#### [Exercise objective]
Find the string "Proofing" in the data, and copy out each line that has it.

___ Information provided

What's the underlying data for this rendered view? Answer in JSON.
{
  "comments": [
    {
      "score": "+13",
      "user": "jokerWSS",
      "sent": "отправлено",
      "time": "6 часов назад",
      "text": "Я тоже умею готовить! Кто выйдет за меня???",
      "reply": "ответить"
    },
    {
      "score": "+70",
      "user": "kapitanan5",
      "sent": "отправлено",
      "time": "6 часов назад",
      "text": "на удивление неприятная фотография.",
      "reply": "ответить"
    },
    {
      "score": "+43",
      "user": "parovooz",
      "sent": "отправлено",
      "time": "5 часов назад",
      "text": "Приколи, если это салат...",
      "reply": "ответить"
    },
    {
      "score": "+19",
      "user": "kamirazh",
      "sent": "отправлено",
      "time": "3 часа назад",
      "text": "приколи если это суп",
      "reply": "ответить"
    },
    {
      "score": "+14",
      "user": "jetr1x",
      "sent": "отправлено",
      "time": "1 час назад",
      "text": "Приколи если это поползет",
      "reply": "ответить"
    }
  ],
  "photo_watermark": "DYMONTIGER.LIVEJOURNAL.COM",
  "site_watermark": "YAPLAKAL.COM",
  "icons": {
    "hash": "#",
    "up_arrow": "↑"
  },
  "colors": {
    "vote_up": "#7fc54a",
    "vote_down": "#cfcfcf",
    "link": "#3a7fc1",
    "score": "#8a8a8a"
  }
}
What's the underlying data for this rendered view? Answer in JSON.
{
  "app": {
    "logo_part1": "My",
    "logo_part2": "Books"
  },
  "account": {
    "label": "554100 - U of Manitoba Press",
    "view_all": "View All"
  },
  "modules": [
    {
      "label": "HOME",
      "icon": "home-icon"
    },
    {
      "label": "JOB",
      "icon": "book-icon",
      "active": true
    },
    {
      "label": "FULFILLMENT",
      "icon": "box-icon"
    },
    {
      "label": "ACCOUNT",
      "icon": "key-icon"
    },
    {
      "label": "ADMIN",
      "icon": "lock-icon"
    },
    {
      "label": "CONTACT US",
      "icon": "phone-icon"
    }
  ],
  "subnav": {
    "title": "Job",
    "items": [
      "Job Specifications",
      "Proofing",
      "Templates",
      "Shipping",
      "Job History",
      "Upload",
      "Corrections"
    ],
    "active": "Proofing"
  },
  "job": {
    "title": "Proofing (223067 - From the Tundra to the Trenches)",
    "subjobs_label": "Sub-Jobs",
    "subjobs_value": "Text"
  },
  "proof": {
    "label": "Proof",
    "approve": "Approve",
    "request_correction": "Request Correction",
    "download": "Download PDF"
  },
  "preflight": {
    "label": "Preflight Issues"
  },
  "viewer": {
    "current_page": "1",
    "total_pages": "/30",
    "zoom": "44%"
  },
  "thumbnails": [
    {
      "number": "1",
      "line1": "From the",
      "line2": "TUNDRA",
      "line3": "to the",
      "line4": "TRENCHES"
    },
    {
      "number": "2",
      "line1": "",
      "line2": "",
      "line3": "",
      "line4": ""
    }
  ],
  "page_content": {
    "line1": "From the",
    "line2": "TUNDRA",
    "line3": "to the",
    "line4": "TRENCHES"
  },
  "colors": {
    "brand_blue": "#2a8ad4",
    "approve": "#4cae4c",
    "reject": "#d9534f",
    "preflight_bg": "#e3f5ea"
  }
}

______

#### [Answer to this task]
      "Proofing",
    "active": "Proofing"
    "title": "Proofing (223067 - From the Tundra to the Trenches)",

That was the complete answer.